Keywords: dinosaur, early cretaceous, histology, Sinornithosaurus, theropoda


Figure 1: (A) Wulong bohaiensis, DNHM D2933;
(B) Detail of tip of tail, showing long feathers scale units equal 1 cm; (C) Drawing of specimen shown in A.

acet, acetabulum; c, crack; cav, caudal vertebrae; ch, chevrons; cof, supracoracoid fenestra; cop, coprolite; cv, cerviacal vertebrae; dpc, deltapectoral crest; dv, dorsal vertebrae; fil, filamentous feathers; fu, furcula; gs, gastralia; hrb, head of rib; is, ischia; lca&as, left calcaneum and astragalus; lco, left coracoid; lfe, left femur, lh, left humerus, li, left ilium; lmc.I–III, left MCs 1–3; lp, left pubis; lr, left radius; ls, left scapula; lu, left ulna; lu.r, left ulna and radius; m, mandible; mt.V, metatarsal 5; plu, plumes; proxcav, proximal caudal vertebrae; pst, possible soft tissue; rb, ribs; rca&as, right calcaneum and astragalus; rfe, right femur; rfi, right fibula; rh, right humerus; ri, right ischium; rp, right pubis; rti, right tibia; ru.r, right ulna and radius; sk, skull; st, sterna; sth, horny sheath; sv, sacral vertebrae; tm, tubercle; u.I–IV, terminal unguals of digits 1–5. Scale bar for A and B equals 5 cm

DINOSAURIA, Owen, 1842.
SAURISCHIA, Seely, 1888.

THEROPODA, Marsh, 1881.
PARAVES, Sereno, 1997.

DROMAEOSAURIDAE, Matthew and Brown, 1922.

Wulong gen. nov.

 Wulong bohaiensis sp. nov. 

Holotype: D2933 (Dalian Natural History Museum, Dalian, China), a complete, articulated specimen.

Etymology: Wulong, from the Chinese 舞 () meaning “dancing” for the individual's sprightly pose and inferred nimble habits, and 龙 (lóng) meaning “dragon,” a suffix commonly applied to dinosaurian generic names from China, and bohaiensis, from the Chinese 渤海 (Bó Hǎi), combined with the suffix ‐ensis in honor of its accession in the collections of the Dalian Natural History Museum (DNHM) situated on the shore of the Bohai strait. -- ‘the dancing dragon from the Bohai Strait’
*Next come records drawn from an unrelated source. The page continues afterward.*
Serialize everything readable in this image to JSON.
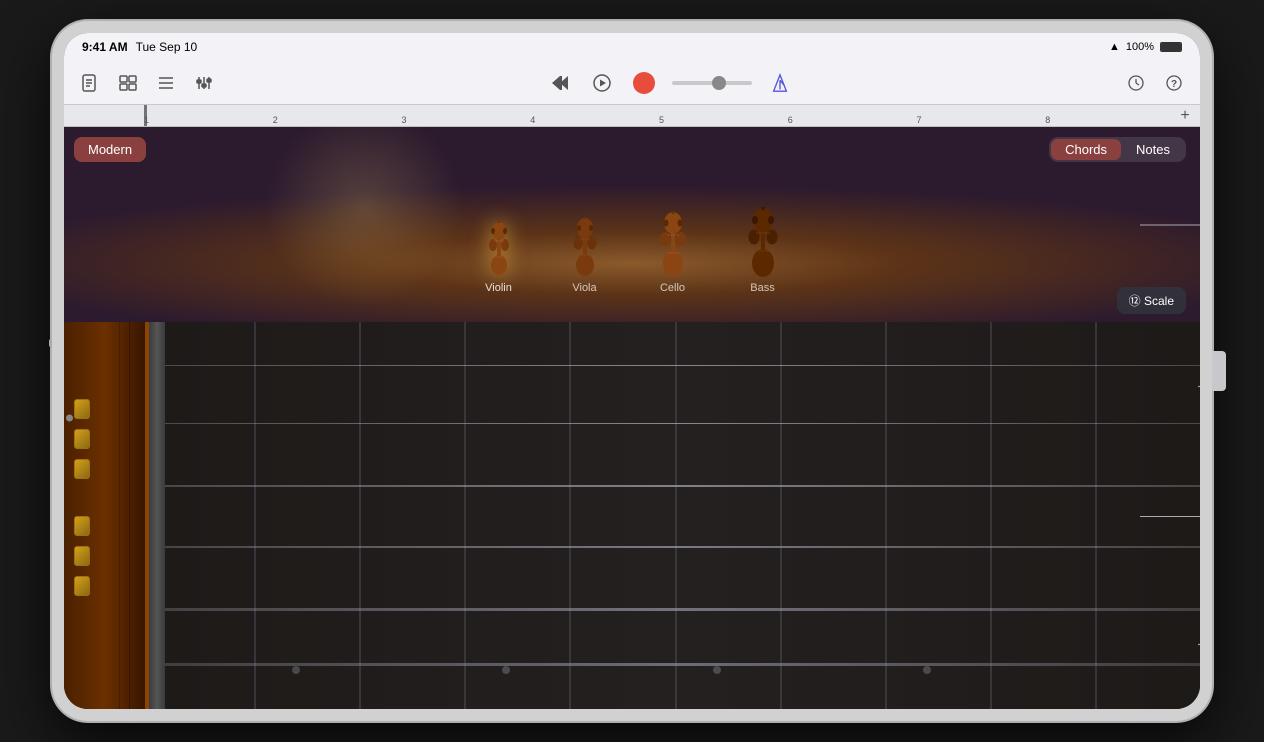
{
  "device": {
    "status_bar": {
      "time": "9:41 AM",
      "date": "Tue Sep 10",
      "battery": "100%",
      "wifi": "WiFi"
    }
  },
  "toolbar": {
    "buttons": {
      "new_song": "🗒",
      "tracks_view": "⬜",
      "song_settings": "☰",
      "mixer": "🎛",
      "rewind": "⏮",
      "play": "▶",
      "record": "●",
      "settings": "⚙",
      "help": "?"
    }
  },
  "timeline": {
    "add_label": "+",
    "marks": [
      "1",
      "2",
      "3",
      "4",
      "5",
      "6",
      "7",
      "8"
    ]
  },
  "upper_panel": {
    "preset_label": "Modern",
    "chords_label": "Chords",
    "notes_label": "Notes",
    "scale_label": "⑫ Scale",
    "instruments": [
      {
        "id": "violin",
        "label": "Violin",
        "selected": true
      },
      {
        "id": "viola",
        "label": "Viola",
        "selected": false
      },
      {
        "id": "cello",
        "label": "Cello",
        "selected": false
      },
      {
        "id": "bass",
        "label": "Bass",
        "selected": false
      }
    ]
  },
  "lower_panel": {
    "frets": 12,
    "strings": 6,
    "scroll_dots": 4
  },
  "colors": {
    "accent_red": "#8b4040",
    "record_red": "#e74c3c",
    "guitar_wood": "#5c2800",
    "metronome_blue": "#5856d6",
    "stage_floor": "#8b5a2b"
  }
}
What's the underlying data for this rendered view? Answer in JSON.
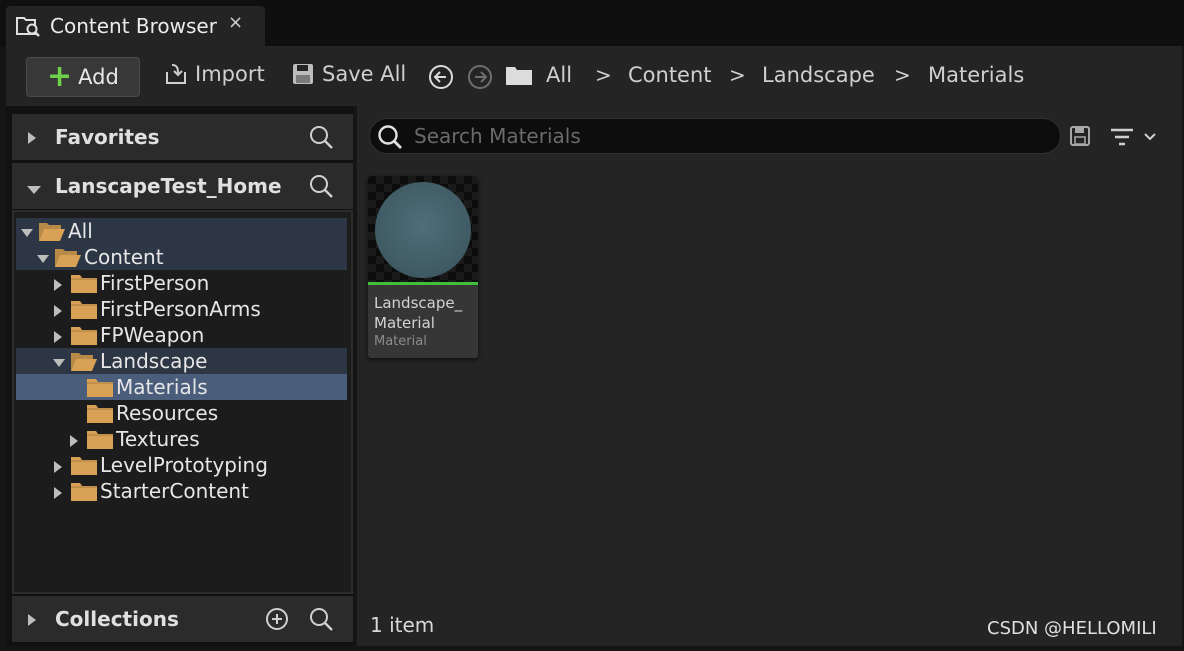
{
  "tab": {
    "title": "Content Browser",
    "close": "×",
    "icon": "content-browser-icon"
  },
  "toolbar": {
    "add_label": "Add",
    "import_label": "Import",
    "save_all_label": "Save All",
    "breadcrumbs": [
      "All",
      "Content",
      "Landscape",
      "Materials"
    ],
    "separator": ">"
  },
  "left": {
    "favorites_label": "Favorites",
    "home_label": "LanscapeTest_Home",
    "collections_label": "Collections",
    "tree": [
      {
        "label": "All",
        "depth": 0,
        "expander": "open",
        "folder": "open",
        "state": "hl"
      },
      {
        "label": "Content",
        "depth": 1,
        "expander": "open",
        "folder": "open",
        "state": "hl"
      },
      {
        "label": "FirstPerson",
        "depth": 2,
        "expander": "closed",
        "folder": "closed",
        "state": ""
      },
      {
        "label": "FirstPersonArms",
        "depth": 2,
        "expander": "closed",
        "folder": "closed",
        "state": ""
      },
      {
        "label": "FPWeapon",
        "depth": 2,
        "expander": "closed",
        "folder": "closed",
        "state": ""
      },
      {
        "label": "Landscape",
        "depth": 2,
        "expander": "open",
        "folder": "open",
        "state": "hl"
      },
      {
        "label": "Materials",
        "depth": 3,
        "expander": "none",
        "folder": "closed",
        "state": "sel"
      },
      {
        "label": "Resources",
        "depth": 3,
        "expander": "none",
        "folder": "closed",
        "state": ""
      },
      {
        "label": "Textures",
        "depth": 3,
        "expander": "closed",
        "folder": "closed",
        "state": ""
      },
      {
        "label": "LevelPrototyping",
        "depth": 2,
        "expander": "closed",
        "folder": "closed",
        "state": ""
      },
      {
        "label": "StarterContent",
        "depth": 2,
        "expander": "closed",
        "folder": "closed",
        "state": ""
      }
    ]
  },
  "right": {
    "search_placeholder": "Search Materials",
    "assets": [
      {
        "name": "Landscape_ Material",
        "type": "Material"
      }
    ],
    "item_count": "1 item"
  },
  "watermark": "CSDN @HELLOMILI",
  "colors": {
    "accent_green": "#6fd14a",
    "asset_bar": "#3fbf3a",
    "selection": "#4a5e7c",
    "folder": "#d9a155"
  }
}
Locality: Shangheshou, Chaoyang, Liaoning, China. Early Cretaceous Jiufotang Formation with a minimum age of 120.3 Ma (Zhou et al., 2003; He et al., 2004).

Diagnosis: A small, feathered dromaeosaurid theropod with the following autapomorphies: long jugal process of quadratojugal, cranially inclined pneumatic foramina on the cranial half of dorsal centra, transverse processes of proximal caudals significantly longer than width of centrum, presence of 30 caudal vertebrae producing a proportionally long tail, distally located and large posterior process of the ischium, and large size of supracoracoid fenestra (>15% of total area). Differs from Microraptor by having a relatively large promaxillary fenestra, no division of the maxillary fenestra, long subnarial process of premaxilla, a bifurcate caudal margin of the dentary, and possession of mesial serrations on some maxillary teeth; and from Sinornithosaurus in lack of distinctive sculpting on the maxilla, possession of pennaceous feathers, and absence of grooves in premaxillary teeth.

Ashley W. Poust, Chunling Gao, David J. Varricchio, Jianlin Wu and Fengjiao Zhang. 2020. A New Microraptorine Theropod from the Jehol Biota and Growth in early Dromaeosaurids. The Anatomical Record. DOI: 10.1002/ar.24343

New dinosaur discovered in China shows dinosaurs grew up differently from birds via @SDNHM @EurekAlert